▸ **TASK**:
From the records below, copy every line that contains the word "this".

####################

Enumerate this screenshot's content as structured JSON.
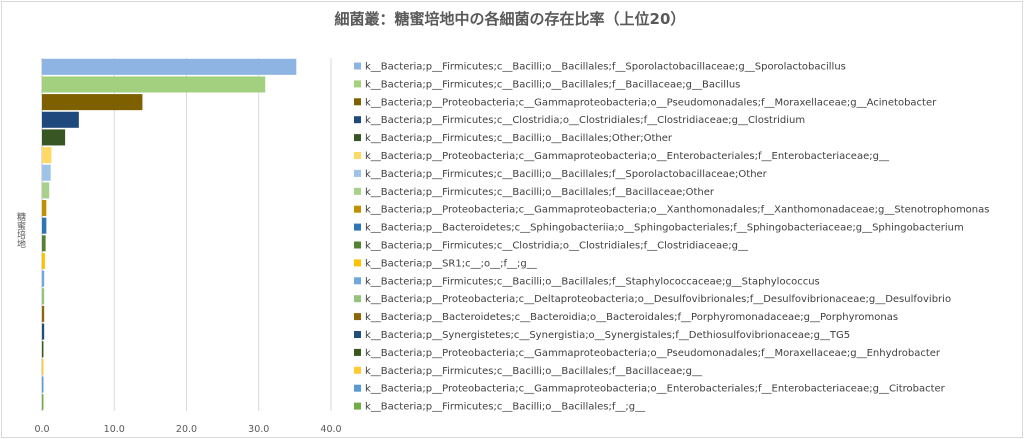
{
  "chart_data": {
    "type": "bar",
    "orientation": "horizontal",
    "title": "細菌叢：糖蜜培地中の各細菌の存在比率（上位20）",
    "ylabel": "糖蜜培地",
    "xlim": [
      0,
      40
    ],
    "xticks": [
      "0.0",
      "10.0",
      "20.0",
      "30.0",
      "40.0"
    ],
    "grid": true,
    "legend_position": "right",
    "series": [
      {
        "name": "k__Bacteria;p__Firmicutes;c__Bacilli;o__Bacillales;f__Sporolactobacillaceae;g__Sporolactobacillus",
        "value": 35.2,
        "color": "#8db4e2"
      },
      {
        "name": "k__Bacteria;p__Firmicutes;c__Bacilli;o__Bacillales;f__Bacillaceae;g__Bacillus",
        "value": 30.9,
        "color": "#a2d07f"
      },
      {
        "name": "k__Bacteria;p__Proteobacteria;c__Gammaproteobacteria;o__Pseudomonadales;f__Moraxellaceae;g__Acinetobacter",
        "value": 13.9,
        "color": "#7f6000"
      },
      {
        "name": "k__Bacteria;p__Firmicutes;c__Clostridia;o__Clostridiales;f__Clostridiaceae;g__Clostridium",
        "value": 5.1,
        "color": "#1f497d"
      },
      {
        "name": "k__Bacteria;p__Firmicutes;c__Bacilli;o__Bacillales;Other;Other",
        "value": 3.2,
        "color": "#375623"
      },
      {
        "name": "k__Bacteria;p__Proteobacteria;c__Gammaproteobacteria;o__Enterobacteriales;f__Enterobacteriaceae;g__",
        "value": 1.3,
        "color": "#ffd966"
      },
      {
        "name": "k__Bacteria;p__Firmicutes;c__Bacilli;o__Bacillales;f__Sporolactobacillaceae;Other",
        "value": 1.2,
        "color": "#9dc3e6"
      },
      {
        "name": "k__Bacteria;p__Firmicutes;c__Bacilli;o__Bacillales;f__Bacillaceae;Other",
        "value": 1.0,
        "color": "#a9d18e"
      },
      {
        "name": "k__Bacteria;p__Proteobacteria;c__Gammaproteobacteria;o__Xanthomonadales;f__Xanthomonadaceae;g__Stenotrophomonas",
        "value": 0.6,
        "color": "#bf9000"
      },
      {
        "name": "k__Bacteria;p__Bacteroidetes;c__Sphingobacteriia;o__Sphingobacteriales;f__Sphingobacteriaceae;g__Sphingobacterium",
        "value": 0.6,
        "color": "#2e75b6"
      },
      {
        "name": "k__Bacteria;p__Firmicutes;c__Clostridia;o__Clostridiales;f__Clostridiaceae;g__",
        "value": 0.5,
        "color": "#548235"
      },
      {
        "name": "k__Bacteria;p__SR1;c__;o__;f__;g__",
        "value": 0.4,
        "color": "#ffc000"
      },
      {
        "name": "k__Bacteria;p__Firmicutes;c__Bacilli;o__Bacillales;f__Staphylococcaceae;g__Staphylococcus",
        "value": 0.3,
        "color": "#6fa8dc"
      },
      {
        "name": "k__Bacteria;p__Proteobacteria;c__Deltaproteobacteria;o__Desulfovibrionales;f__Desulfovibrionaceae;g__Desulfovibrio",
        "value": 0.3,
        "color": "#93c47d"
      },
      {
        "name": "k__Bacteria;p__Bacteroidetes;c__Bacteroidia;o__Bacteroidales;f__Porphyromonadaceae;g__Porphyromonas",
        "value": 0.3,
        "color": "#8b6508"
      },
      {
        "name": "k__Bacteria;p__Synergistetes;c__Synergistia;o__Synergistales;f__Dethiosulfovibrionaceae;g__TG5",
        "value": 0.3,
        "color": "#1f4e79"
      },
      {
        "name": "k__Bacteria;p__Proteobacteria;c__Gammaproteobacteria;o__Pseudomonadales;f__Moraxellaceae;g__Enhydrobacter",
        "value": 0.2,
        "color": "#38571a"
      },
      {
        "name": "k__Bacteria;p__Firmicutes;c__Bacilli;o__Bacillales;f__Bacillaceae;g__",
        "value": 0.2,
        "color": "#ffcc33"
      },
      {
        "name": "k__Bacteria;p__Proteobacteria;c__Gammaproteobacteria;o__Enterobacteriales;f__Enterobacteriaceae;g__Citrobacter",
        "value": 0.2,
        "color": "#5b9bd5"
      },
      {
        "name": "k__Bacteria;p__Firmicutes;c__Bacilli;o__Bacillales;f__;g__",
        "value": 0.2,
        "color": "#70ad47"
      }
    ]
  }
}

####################

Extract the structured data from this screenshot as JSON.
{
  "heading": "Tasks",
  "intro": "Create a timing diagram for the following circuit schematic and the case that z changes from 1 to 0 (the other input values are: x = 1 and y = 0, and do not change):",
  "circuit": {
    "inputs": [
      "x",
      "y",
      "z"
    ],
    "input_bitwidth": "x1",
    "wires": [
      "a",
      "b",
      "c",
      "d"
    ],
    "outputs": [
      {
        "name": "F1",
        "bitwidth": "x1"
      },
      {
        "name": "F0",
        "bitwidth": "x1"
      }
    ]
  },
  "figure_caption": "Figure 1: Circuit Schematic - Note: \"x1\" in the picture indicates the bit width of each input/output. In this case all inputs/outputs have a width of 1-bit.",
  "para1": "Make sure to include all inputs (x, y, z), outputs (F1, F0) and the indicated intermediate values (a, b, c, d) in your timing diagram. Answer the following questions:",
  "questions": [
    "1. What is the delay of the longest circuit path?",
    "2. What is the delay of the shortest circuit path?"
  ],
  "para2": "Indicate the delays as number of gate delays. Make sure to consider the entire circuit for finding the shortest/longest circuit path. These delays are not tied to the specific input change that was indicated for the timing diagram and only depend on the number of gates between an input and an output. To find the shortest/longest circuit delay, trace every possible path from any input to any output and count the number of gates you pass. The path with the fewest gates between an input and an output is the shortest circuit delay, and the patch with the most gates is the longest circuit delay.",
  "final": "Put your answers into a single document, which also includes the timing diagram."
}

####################

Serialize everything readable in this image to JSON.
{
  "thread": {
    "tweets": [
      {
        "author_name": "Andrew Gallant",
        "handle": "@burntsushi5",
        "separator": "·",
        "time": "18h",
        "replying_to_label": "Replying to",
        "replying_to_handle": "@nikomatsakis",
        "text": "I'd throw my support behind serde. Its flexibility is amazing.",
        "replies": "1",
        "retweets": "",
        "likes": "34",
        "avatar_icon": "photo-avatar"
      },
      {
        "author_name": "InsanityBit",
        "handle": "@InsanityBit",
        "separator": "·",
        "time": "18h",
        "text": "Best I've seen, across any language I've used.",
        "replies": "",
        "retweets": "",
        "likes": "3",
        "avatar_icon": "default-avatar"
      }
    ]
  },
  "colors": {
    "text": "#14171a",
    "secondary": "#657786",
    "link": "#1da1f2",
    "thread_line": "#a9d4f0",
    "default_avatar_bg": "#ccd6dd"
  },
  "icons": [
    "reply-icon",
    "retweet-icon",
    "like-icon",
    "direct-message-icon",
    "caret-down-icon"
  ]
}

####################

▸ **YOUR SOLUTION**:
Enumerate this screenshot's content as structured JSON.
Extract the structured data from this screenshot as JSON.
  "figure_caption": "Figure 1: Circuit Schematic - Note: \"x1\" in the picture indicates the bit width of each input/output. In this case all inputs/outputs have a width of 1-bit.",
Serialize everything readable in this image to JSON.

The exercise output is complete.